These classes incorporate into your life and into your learning. It becomes part of your thinking. It just keeps connecting, and connecting, and connecting.
From 1985 to the present, Washington Center has used “learning communities” to describe a variety of approaches to curricular reform that depart from the usual pattern of teachers teaching separate classes in separate subjects to separate groups of students.
Early editions of the Washington Center newsletter include accounts of the wonderfully inventive learning communities designed by faculty and academic staff. The degree of curricular integration varied as did the amount of collaboration among faculty and those involved in the teaching team, including full and part-time faculty, counselors, student affairs professionals, librarians, and peer mentors.
In 1994, the Collaborative Learning Project—the first longitudinal study on the impact of learning communities on student learning in higher education—introduced a broader audience to the academic and social benefits of learning communities. Three programs were highlighted in this research study: the Freshman Interest group program at the University of Washington, the Coordinated Studies Program at Seattle Community College, and the learning community clusters at La Guardia Community College.
Student accounts from the Collaborative Learning Project—see quotes above—are not so different from what our own students might say. This is hardly surprising, since learning communities done well continue to be a conduit for high-expectation, engaged, meaningful learning. What has changed are the programs on these campuses.
Through the collective efforts of colleagues at these institutions and many others, we now know more about how to scale up and sustain learning community initiatives so many more students can experience the value of learning in community, especially those who are underrepresented in higher education.

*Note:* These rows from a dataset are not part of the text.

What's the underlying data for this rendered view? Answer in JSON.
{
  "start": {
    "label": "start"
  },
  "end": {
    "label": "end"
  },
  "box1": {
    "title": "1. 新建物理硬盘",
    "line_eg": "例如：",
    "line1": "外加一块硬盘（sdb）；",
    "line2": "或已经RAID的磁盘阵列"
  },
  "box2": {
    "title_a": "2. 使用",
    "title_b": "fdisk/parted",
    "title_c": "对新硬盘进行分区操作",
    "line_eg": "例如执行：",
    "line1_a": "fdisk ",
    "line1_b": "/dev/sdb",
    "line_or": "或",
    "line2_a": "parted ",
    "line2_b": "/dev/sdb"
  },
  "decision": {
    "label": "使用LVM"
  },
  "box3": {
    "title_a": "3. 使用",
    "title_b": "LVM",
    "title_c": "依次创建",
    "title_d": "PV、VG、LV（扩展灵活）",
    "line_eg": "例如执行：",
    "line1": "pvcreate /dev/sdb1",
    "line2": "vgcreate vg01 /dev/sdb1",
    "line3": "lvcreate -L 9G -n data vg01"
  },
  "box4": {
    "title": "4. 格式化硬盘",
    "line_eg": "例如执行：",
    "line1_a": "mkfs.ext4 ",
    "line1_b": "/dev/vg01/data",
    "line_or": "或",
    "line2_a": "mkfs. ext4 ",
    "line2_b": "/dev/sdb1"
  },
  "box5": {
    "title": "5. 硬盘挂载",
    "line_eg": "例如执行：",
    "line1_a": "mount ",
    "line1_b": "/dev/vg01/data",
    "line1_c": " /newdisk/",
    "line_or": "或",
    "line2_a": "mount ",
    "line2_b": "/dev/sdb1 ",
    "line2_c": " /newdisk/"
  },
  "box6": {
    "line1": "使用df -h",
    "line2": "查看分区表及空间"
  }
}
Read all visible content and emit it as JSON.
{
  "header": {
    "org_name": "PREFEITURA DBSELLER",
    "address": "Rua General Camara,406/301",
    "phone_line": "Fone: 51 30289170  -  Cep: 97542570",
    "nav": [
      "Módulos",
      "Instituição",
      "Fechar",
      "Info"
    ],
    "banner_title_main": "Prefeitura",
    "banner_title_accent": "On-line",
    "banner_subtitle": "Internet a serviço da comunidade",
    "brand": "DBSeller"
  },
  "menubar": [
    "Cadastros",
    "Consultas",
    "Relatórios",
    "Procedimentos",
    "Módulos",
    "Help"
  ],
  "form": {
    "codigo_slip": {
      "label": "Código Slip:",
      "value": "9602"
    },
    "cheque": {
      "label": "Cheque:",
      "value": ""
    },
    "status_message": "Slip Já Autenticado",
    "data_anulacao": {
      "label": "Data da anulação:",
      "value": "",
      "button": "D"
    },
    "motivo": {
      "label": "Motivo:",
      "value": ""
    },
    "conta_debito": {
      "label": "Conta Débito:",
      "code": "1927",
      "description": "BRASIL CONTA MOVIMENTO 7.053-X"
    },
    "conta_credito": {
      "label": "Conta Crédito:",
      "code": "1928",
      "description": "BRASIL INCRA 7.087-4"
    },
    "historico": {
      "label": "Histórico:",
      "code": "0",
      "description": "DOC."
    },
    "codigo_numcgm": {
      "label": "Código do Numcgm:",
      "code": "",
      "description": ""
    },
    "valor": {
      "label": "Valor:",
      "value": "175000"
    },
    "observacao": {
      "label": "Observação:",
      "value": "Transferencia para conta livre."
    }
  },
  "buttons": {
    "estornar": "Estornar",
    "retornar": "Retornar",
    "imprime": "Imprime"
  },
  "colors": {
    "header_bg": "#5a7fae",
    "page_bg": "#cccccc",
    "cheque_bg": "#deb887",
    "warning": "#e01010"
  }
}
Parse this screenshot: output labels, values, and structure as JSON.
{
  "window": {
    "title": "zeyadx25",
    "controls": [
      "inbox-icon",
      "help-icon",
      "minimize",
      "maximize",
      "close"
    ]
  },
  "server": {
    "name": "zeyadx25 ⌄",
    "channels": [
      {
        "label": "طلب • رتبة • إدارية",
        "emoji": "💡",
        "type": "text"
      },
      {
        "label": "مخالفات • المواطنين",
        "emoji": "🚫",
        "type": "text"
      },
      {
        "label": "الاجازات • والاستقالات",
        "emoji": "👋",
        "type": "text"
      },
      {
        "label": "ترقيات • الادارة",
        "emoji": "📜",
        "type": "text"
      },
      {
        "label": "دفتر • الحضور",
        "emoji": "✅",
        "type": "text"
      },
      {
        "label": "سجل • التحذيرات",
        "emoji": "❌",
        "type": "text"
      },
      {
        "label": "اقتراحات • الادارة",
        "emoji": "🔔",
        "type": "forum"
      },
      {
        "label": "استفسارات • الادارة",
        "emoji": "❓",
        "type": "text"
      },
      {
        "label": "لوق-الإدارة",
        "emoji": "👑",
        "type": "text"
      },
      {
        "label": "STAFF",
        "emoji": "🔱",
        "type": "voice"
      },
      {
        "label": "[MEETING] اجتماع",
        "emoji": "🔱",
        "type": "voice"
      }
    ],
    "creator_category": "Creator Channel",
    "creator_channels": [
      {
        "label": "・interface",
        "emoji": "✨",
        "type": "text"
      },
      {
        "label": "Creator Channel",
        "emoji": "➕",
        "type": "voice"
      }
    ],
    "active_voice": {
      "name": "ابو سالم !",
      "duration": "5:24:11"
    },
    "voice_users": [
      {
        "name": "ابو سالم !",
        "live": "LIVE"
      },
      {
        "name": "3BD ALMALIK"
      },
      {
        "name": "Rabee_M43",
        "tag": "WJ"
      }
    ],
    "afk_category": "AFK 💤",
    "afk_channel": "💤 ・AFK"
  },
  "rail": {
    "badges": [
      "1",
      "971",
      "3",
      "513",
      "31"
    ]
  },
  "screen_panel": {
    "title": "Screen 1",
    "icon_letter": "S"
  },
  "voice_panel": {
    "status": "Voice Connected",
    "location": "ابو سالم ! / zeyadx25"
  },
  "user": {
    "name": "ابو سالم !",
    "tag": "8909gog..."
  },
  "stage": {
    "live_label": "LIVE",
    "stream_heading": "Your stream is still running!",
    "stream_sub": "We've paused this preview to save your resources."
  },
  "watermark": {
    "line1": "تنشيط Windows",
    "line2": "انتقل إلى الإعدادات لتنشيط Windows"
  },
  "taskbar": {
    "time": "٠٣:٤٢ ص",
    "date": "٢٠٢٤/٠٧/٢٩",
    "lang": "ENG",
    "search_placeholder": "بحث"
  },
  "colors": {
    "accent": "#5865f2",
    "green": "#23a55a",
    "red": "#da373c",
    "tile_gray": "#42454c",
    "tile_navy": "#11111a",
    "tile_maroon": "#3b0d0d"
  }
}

LCs as an Intervention Strategy for Student Success
The expression “new era learning communities” refers to a new stage in learning community work—where curricular reform is cast more broadly as educational reform. The starting point for planning learning communities is no longer a conversation between faculty keen to teach together, but an institution’s commitment to its students—from their arrival to graduation.

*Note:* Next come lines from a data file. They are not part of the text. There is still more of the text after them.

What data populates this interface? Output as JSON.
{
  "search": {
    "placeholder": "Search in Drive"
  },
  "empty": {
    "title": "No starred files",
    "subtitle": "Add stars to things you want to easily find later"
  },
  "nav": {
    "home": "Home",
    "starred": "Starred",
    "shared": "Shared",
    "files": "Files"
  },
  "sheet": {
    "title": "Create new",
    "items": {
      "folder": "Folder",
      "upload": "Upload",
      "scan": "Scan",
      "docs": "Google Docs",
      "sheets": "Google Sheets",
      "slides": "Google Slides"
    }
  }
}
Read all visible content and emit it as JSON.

Situating learning communities in the thick of an educational institution’s aims and concerns represents a coming-of-age for an emerging field.
The shifts include the following key moves:

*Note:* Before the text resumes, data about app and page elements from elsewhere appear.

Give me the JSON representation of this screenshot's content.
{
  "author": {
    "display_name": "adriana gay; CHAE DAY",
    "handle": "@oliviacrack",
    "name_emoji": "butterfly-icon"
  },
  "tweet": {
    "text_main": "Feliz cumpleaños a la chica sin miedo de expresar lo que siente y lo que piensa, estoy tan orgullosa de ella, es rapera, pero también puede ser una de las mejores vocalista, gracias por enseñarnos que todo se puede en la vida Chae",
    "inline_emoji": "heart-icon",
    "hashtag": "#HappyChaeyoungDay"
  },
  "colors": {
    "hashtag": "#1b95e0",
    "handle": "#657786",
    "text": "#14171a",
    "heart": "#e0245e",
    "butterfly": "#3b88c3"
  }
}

- From learning community offerings based on faculty interest to learning communities situated where student need is greatest and at critical transition points (high school and pre-college to college, transfer from two- to-four year schools, entry into specialized studies)
- From learning community models to learning communities as an intervention strategy for student success where attention is paid to subsets of students whose completion rates lag behind their peers
- From one or two types of learning communities to multiple interventions with a common purpose informed by explicit learning community program mission and goals, articulated in relation to an institution's strategic plan
New era learning communities move forward the best of our collective efforts. The throughline—the constant—is the commitment to quality education for all students, and an explicit institutional acknowledgement that curriculum planning time for faculty and other teaching team members is foundational to learning communities done well.